Each recruit had her own reason for taking the challenge.
"I've always gone to the fire station, it's all boys. But having a woman role model is just amazing," Cassie Phelps said. Phelps is a senior at Gardner Edgerton High School, and she's pretty much grown up at the fire station. Her dad is a battalion chief in Gardner.
"I've always had a huge passion for it. My dad didn't really want me to do it because, he said it's a man's job," Phelps said, rolling her eyes. "So today I wanted to prove him wrong and show up the boys. That's what we do."
Maureen Griffin was a stay-at-home mom for years before she decided to go back to work. Her career choice surprised a lot of people.
"As a girl, you're a teacher or a dancer. You know, I mean, you never thought, 'I want to be a fireman,'" Griffin said.

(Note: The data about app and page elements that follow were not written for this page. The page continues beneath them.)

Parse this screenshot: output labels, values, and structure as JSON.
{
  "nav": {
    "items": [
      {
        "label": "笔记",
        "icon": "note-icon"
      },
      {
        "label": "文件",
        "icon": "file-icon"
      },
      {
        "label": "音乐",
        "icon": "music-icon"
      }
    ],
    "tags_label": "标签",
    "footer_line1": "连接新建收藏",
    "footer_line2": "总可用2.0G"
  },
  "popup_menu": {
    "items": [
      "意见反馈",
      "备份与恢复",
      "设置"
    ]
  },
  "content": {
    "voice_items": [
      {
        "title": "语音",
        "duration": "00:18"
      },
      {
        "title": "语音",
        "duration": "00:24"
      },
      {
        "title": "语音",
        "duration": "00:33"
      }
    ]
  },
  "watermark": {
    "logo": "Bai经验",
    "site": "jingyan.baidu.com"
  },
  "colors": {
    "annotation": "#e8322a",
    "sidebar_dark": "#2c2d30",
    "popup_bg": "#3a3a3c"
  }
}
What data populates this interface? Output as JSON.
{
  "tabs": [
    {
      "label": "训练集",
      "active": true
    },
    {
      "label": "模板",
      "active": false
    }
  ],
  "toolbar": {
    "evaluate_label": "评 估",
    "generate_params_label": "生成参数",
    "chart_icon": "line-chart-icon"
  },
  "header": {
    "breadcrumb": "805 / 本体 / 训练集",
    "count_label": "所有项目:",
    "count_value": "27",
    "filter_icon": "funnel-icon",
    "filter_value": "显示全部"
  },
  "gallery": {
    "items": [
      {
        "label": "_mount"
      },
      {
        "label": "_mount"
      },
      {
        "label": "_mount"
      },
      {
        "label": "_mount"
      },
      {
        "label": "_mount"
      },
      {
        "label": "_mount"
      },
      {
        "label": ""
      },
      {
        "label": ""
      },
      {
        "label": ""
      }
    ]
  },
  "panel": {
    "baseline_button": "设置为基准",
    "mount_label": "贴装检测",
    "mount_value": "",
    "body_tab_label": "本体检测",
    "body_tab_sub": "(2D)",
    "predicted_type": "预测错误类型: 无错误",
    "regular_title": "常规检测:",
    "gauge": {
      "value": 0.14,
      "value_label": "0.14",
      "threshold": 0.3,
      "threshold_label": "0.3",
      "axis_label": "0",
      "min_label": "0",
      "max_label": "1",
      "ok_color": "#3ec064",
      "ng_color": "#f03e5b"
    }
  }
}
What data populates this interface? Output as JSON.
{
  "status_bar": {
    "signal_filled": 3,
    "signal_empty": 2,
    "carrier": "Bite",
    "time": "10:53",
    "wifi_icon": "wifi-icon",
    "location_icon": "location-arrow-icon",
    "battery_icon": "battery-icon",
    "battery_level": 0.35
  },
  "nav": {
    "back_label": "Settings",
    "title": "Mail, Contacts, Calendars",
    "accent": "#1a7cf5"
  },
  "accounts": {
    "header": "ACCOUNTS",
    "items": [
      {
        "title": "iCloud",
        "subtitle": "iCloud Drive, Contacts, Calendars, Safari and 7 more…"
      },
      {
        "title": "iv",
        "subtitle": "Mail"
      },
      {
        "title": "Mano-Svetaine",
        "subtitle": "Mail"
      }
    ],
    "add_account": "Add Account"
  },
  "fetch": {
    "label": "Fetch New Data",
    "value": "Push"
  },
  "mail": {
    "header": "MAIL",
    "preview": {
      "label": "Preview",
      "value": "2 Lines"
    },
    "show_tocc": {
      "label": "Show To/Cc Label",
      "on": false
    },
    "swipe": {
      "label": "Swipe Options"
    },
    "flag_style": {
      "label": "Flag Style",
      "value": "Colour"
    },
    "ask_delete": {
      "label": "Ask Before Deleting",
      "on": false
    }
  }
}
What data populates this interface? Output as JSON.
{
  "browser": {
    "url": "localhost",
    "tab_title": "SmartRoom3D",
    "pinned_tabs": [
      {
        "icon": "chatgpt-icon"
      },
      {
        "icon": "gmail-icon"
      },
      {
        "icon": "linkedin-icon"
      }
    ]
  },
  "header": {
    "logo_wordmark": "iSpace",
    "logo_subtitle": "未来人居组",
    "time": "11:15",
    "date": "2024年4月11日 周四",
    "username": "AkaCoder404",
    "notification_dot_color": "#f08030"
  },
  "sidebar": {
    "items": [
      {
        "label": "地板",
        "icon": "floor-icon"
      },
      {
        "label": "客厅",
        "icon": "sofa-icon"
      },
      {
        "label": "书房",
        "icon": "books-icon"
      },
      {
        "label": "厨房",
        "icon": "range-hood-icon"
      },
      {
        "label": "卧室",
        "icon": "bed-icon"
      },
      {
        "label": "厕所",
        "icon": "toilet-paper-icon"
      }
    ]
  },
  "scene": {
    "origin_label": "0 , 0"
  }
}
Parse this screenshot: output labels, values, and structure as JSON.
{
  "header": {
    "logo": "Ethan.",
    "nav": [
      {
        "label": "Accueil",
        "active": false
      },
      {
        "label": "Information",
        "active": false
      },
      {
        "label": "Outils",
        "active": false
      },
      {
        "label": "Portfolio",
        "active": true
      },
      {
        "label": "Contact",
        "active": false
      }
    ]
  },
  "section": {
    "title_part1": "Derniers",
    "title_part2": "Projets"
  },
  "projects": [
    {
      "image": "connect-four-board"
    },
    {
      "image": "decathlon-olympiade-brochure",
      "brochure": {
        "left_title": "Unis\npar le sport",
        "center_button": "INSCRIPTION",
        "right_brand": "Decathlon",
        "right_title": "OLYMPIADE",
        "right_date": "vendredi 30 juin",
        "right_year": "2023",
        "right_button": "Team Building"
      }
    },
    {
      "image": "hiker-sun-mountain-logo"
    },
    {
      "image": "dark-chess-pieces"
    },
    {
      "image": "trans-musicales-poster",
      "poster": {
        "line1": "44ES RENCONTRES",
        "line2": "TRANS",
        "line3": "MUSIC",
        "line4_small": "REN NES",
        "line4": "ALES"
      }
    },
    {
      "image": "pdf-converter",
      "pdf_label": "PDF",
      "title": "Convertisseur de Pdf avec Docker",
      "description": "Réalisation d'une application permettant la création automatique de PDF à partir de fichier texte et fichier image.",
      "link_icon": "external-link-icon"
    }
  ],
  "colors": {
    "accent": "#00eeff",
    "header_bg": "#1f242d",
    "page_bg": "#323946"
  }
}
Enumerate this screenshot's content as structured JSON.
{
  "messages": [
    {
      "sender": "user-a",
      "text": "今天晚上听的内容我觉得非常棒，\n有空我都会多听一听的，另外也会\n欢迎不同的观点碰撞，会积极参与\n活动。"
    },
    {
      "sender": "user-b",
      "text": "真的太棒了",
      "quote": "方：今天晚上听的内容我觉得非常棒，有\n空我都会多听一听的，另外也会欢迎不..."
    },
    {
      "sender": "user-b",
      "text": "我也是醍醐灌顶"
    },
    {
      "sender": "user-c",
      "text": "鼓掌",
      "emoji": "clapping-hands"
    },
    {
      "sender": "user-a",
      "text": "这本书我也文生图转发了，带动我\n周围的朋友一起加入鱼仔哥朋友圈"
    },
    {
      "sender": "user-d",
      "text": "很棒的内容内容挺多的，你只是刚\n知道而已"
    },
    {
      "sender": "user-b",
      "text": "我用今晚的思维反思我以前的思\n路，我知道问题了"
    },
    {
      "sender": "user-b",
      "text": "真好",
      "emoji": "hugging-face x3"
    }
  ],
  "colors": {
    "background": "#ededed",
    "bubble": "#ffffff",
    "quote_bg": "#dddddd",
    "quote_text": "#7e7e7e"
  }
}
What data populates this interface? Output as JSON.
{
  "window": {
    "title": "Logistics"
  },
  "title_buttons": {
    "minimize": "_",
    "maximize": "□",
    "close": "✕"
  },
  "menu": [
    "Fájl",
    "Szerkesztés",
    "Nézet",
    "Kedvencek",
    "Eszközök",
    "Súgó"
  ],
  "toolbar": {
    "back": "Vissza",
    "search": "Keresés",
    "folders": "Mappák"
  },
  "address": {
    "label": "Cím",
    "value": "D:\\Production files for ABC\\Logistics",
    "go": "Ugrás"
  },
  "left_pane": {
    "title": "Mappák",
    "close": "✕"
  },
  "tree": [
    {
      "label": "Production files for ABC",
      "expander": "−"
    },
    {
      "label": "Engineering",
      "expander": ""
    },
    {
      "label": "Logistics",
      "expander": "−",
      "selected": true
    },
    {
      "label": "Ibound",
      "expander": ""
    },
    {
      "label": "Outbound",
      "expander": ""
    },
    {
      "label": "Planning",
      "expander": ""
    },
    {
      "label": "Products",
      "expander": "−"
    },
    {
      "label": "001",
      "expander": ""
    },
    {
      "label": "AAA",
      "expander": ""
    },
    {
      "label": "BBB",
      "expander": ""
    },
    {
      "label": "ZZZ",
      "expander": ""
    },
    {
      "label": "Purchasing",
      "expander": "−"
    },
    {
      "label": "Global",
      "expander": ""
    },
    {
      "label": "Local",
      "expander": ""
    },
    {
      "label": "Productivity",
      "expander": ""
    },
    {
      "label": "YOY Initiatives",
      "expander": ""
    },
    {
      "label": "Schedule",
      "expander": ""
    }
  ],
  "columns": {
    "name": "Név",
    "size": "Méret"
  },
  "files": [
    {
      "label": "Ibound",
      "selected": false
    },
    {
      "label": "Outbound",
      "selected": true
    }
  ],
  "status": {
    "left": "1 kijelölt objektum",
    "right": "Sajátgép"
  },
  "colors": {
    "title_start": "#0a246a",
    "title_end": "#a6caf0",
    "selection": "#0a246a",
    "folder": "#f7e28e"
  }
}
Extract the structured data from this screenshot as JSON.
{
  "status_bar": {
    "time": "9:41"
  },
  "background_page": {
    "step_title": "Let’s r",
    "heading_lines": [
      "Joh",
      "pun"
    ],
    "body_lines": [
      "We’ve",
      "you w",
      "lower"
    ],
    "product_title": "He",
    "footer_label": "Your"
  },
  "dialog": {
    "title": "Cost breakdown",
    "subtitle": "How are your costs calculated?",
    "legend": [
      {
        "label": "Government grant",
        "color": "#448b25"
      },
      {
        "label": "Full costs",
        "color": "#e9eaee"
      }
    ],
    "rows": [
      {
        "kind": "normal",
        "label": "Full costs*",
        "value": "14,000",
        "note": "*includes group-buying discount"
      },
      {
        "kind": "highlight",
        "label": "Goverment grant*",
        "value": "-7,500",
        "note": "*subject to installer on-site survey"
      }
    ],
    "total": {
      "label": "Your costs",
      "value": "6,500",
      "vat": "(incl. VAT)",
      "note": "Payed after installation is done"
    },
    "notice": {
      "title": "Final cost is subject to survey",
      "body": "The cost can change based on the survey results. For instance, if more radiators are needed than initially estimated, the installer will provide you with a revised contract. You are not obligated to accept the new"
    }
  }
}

The 23 girls who took the training were between the ages of 14 and 19. While some did it for fun or for the challenge, most are hoping to one day make it a full-time career.
"I thought this would be perfect because of the hours, and I love giving back to the community," Auna Wheeler said.
This was the first Hero Fire Training session at the Olathe Fire Department, and they said it was such a huge success, they plan on doing it every year.
If you are interested in the training, you can contact the Olathe Fire Department.